#### What you are asked to do
Would you set down every line of the data below exactly as it reads?

START Dataset records

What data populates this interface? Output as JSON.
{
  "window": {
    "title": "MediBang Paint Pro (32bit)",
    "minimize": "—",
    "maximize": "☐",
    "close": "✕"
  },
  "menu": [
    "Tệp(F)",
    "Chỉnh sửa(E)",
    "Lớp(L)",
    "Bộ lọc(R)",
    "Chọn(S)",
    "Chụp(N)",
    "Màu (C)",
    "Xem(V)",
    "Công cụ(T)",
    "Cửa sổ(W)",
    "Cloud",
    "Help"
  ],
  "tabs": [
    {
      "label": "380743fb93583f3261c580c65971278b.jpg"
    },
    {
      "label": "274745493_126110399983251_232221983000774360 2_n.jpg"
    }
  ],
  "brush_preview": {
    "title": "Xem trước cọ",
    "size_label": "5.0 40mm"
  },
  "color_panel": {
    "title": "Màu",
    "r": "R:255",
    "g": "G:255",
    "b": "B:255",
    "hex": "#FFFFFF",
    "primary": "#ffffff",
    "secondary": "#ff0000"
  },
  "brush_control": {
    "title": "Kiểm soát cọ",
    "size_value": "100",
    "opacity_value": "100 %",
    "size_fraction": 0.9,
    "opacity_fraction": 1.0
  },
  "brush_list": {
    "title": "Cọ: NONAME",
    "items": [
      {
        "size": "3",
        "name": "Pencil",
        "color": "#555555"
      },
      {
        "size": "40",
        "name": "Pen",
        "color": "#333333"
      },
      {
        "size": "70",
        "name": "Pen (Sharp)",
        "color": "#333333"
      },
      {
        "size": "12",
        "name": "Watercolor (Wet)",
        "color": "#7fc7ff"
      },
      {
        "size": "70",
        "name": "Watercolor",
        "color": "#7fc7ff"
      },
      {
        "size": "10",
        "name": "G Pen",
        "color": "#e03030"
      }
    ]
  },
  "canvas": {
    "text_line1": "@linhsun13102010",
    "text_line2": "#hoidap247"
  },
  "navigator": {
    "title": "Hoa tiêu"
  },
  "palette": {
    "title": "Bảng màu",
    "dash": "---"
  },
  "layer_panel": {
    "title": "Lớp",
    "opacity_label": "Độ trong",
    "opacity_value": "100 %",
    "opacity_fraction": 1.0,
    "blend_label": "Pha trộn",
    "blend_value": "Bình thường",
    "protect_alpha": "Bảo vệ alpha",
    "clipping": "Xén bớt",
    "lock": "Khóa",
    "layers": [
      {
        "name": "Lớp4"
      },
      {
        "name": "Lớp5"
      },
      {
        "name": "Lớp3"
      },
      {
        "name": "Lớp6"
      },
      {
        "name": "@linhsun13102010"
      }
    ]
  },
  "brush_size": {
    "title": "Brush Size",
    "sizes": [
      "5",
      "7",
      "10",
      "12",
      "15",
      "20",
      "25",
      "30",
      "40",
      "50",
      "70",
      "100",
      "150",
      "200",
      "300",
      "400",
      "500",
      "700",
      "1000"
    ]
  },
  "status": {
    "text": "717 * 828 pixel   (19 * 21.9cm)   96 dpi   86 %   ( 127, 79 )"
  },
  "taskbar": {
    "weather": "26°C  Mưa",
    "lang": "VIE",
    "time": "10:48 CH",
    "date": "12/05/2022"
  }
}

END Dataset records

#### Solution
What data populates this interface? Output as JSON.
{
  "window": {
    "title": "MediBang Paint Pro (32bit)",
    "minimize": "—",
    "maximize": "☐",
    "close": "✕"
  },
  "menu": [
    "Tệp(F)",
    "Chỉnh sửa(E)",
    "Lớp(L)",
    "Bộ lọc(R)",
    "Chọn(S)",
    "Chụp(N)",
    "Màu (C)",
    "Xem(V)",
    "Công cụ(T)",
    "Cửa sổ(W)",
    "Cloud",
    "Help"
  ],
  "tabs": [
    {
      "label": "380743fb93583f3261c580c65971278b.jpg"
    },
    {
      "label": "274745493_126110399983251_232221983000774360 2_n.jpg"
    }
  ],
  "brush_preview": {
    "title": "Xem trước cọ",
    "size_label": "5.0 40mm"
  },
  "color_panel": {
    "title": "Màu",
    "r": "R:255",
    "g": "G:255",
    "b": "B:255",
    "hex": "#FFFFFF",
    "primary": "#ffffff",
    "secondary": "#ff0000"
  },
  "brush_control": {
    "title": "Kiểm soát cọ",
    "size_value": "100",
    "opacity_value": "100 %",
    "size_fraction": 0.9,
    "opacity_fraction": 1.0
  },
  "brush_list": {
    "title": "Cọ: NONAME",
    "items": [
      {
        "size": "3",
        "name": "Pencil",
        "color": "#555555"
      },
      {
        "size": "40",
        "name": "Pen",
        "color": "#333333"
      },
      {
        "size": "70",
        "name": "Pen (Sharp)",
        "color": "#333333"
      },
      {
        "size": "12",
        "name": "Watercolor (Wet)",
        "color": "#7fc7ff"
      },
      {
        "size": "70",
        "name": "Watercolor",
        "color": "#7fc7ff"
      },
      {
        "size": "10",
        "name": "G Pen",
        "color": "#e03030"
      }
    ]
  },
  "canvas": {
    "text_line1": "@linhsun13102010",
    "text_line2": "#hoidap247"
  },
  "navigator": {
    "title": "Hoa tiêu"
  },
  "palette": {
    "title": "Bảng màu",
    "dash": "---"
  },
  "layer_panel": {
    "title": "Lớp",
    "opacity_label": "Độ trong",
    "opacity_value": "100 %",
    "opacity_fraction": 1.0,
    "blend_label": "Pha trộn",
    "blend_value": "Bình thường",
    "protect_alpha": "Bảo vệ alpha",
    "clipping": "Xén bớt",
    "lock": "Khóa",
    "layers": [
      {
        "name": "Lớp4"
      },
      {
        "name": "Lớp5"
      },
      {
        "name": "Lớp3"
      },
      {
        "name": "Lớp6"
      },
      {
        "name": "@linhsun13102010"
      }
    ]
  },
  "brush_size": {
    "title": "Brush Size",
    "sizes": [
      "5",
      "7",
      "10",
      "12",
      "15",
      "20",
      "25",
      "30",
      "40",
      "50",
      "70",
      "100",
      "150",
      "200",
      "300",
      "400",
      "500",
      "700",
      "1000"
    ]
  },
  "status": {
    "text": "717 * 828 pixel   (19 * 21.9cm)   96 dpi   86 %   ( 127, 79 )"
  },
  "taskbar": {
    "weather": "26°C  Mưa",
    "lang": "VIE",
    "time": "10:48 CH",
    "date": "12/05/2022"
  }
}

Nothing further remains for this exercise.